That's gorgeous. What is that gossamer bubble made of? My uneducated guess would be gas - from a central star? How big is it? Is it permanent, or in transition from one thing to another? I'm fascinated.

Dean W. Armstrong said...

Yep--at the center of this nebula was an old red giant star. It had burned through all the hydrogen in its core and moved on to burning helium, and this caused the core to contract and be much hotter, inflating the star to hundreds of times larger than before. The outer atmosphere was tenuously connected to the gravity of the star and it streamed out into space. It exposed the naked core of the star, leaving a white dwarf, visible right in the center of the nebula. This star has a surface temperature of over 100,000K and it emits a very large amount of ultraviolet light, which ionizes the expelled gas. When the ionized gas (aka plasma) recombines with the lost electrons, the atoms release light (fluorescing), the light of which you see. This stage in stellar evolution is very quick--some 10,000 years long at most before the gases thin out and all you have is a lonely white dwarf. The outer atmosphere of the star is mostly hydrogen, some helium, and a little of the other elements. Most of the light recorded in the image is from hydrogen and oxygen which emit light in the red and green.

Dean W. Armstrong said...

Oh, also, a good overview of planetary nebula is the entry at Wikipedia -- http://en.wikipedia.org/wiki/Planetary_nebula

Mary P. said...

Thanks for the explanation. Seems I guessed pretty well!

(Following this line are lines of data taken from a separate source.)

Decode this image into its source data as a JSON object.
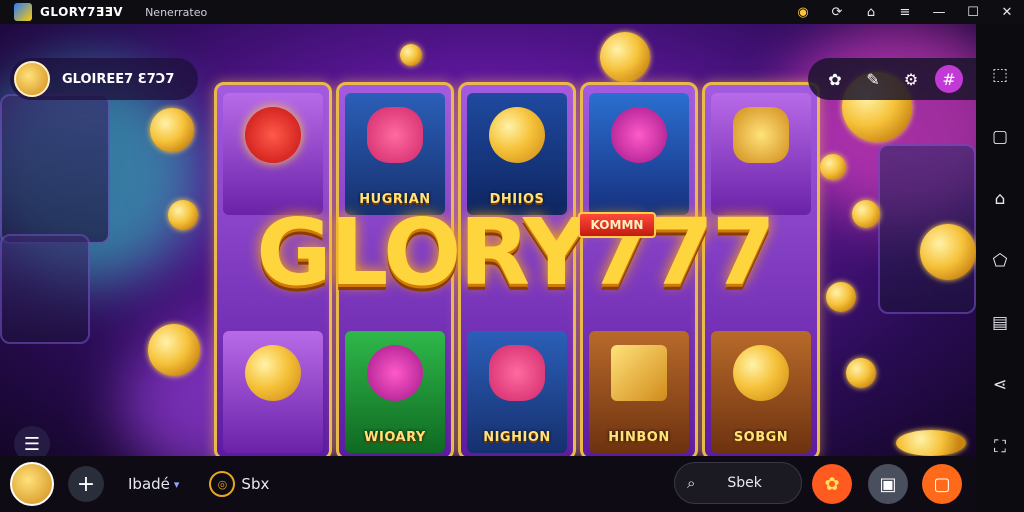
{
  "window": {
    "title": "GLORY7ƎƎV",
    "subtitle": "Nenerrateo",
    "controls": [
      "coin-icon",
      "refresh-icon",
      "home-icon",
      "menu-icon",
      "minimize-icon",
      "maximize-icon",
      "close-icon"
    ]
  },
  "game": {
    "player_name": "GLOIREE7 Ɛ7Ɔ7",
    "brand": "GLORY777",
    "badge": "KOMMN",
    "reels": [
      {
        "top": "",
        "bottom": ""
      },
      {
        "top": "HUGRIAN",
        "bottom": "WIOARY"
      },
      {
        "top": "DHIIOS",
        "bottom": "NIGHION"
      },
      {
        "top": "",
        "bottom": "HINBON"
      },
      {
        "top": "",
        "bottom": "SOBGN"
      }
    ],
    "top_tools": [
      "settings-icon",
      "pen-icon",
      "gear-icon",
      "grid-icon"
    ]
  },
  "bottombar": {
    "label_left": "Ibadé",
    "coin_label": "Sbx",
    "search_label": "Sbek"
  },
  "sidebar": {
    "items": [
      "screen-icon",
      "window-icon",
      "home-icon",
      "shape-icon",
      "image-icon",
      "share-icon",
      "expand-icon"
    ]
  },
  "colors": {
    "gold": "#ffd53d",
    "purple": "#5a1697",
    "orange_button": "#ff6a1a",
    "pink_button": "#c23ad6"
  }
}
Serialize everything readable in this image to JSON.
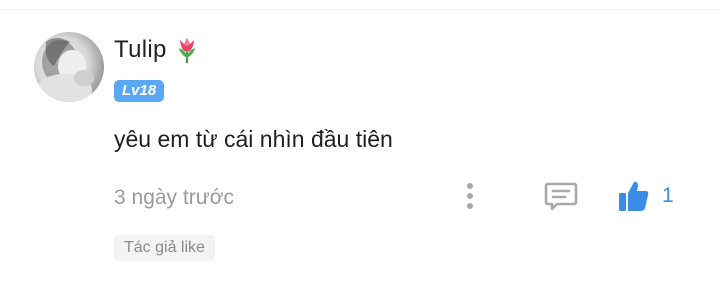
{
  "comment": {
    "username": "Tulip",
    "username_emoji_icon": "tulip-icon",
    "level_badge": "Lv18",
    "text": "yêu em từ cái nhìn đầu tiên",
    "timestamp": "3 ngày trước",
    "like_count": "1",
    "author_like_tag": "Tác giả like"
  },
  "icons": {
    "more": "more-vertical-icon",
    "reply": "comment-icon",
    "like": "thumbs-up-icon"
  },
  "colors": {
    "accent": "#3a8de6",
    "badge": "#5aa7f2",
    "muted_text": "#9a9a9a",
    "icon_gray": "#a9a9a9"
  }
}
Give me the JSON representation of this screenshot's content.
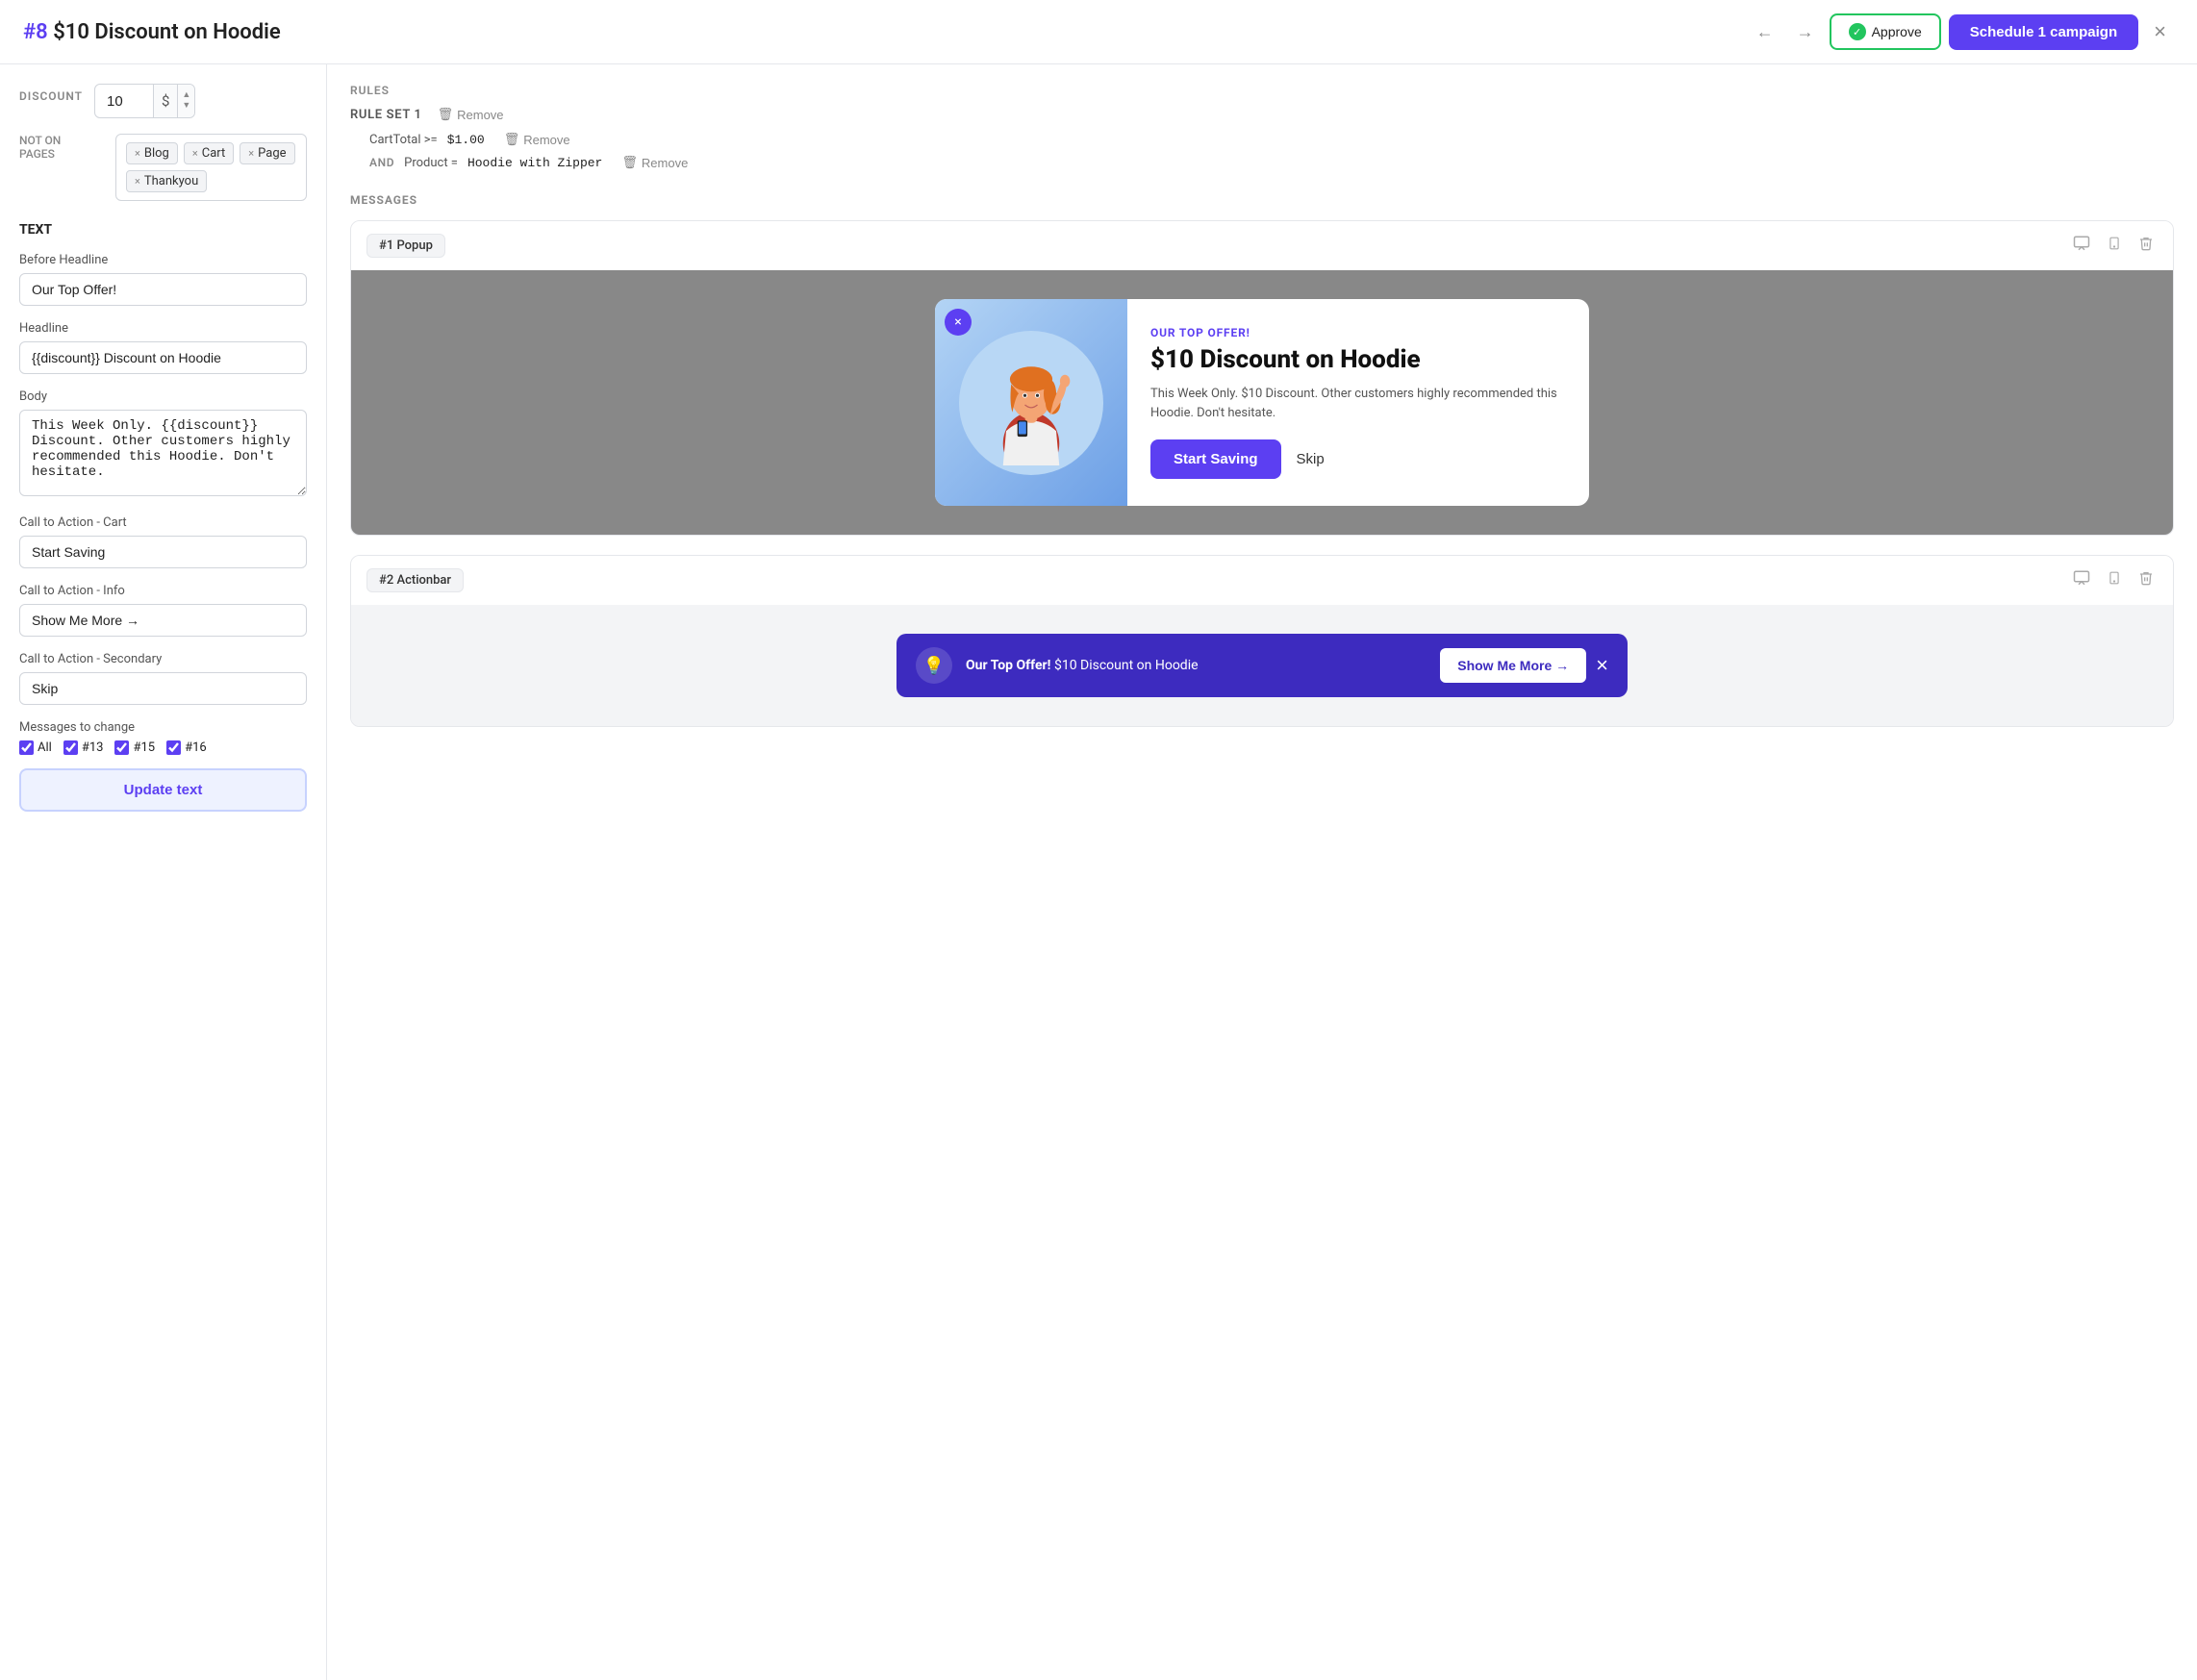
{
  "header": {
    "campaign_number": "#8",
    "campaign_title": "$10 Discount on Hoodie",
    "approve_label": "Approve",
    "schedule_label": "Schedule 1 campaign",
    "close_label": "×"
  },
  "left": {
    "discount_label": "DISCOUNT",
    "discount_value": "10",
    "discount_currency": "$",
    "not_on_pages_label": "NOT ON PAGES",
    "tags": [
      "Blog",
      "Cart",
      "Page",
      "Thankyou"
    ],
    "text_section_label": "TEXT",
    "before_headline_label": "Before Headline",
    "before_headline_value": "Our Top Offer!",
    "headline_label": "Headline",
    "headline_value": "{{discount}} Discount on Hoodie",
    "body_label": "Body",
    "body_value": "This Week Only. {{discount}} Discount. Other customers highly recommended this Hoodie. Don't hesitate.",
    "cta_cart_label": "Call to Action - Cart",
    "cta_cart_value": "Start Saving",
    "cta_info_label": "Call to Action - Info",
    "cta_info_value": "Show Me More →",
    "cta_secondary_label": "Call to Action - Secondary",
    "cta_secondary_value": "Skip",
    "messages_to_change_label": "Messages to change",
    "checkboxes": [
      {
        "id": "all",
        "label": "All",
        "checked": true
      },
      {
        "id": "13",
        "label": "#13",
        "checked": true
      },
      {
        "id": "15",
        "label": "#15",
        "checked": true
      },
      {
        "id": "16",
        "label": "#16",
        "checked": true
      }
    ],
    "update_btn_label": "Update text"
  },
  "rules": {
    "section_label": "RULES",
    "rule_set_label": "RULE SET 1",
    "remove_label": "Remove",
    "rules": [
      {
        "condition": "CartTotal >= $1.00",
        "has_and": false
      },
      {
        "prefix": "AND",
        "condition": "Product = Hoodie with Zipper",
        "has_and": true
      }
    ]
  },
  "messages": {
    "section_label": "MESSAGES",
    "cards": [
      {
        "id": "popup",
        "tag": "#1 Popup",
        "preview": {
          "pretitle": "OUR TOP OFFER!",
          "title": "$10 Discount on Hoodie",
          "body": "This Week Only. $10 Discount. Other customers highly recommended this Hoodie. Don't hesitate.",
          "cta": "Start Saving",
          "skip": "Skip"
        }
      },
      {
        "id": "actionbar",
        "tag": "#2 Actionbar",
        "preview": {
          "bold": "Our Top Offer!",
          "text": " $10 Discount on Hoodie",
          "cta": "Show Me More →"
        }
      }
    ]
  }
}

10,000 years is "quick" in cosmological terms. That should put things in perspective: So why is today moving by so slowly?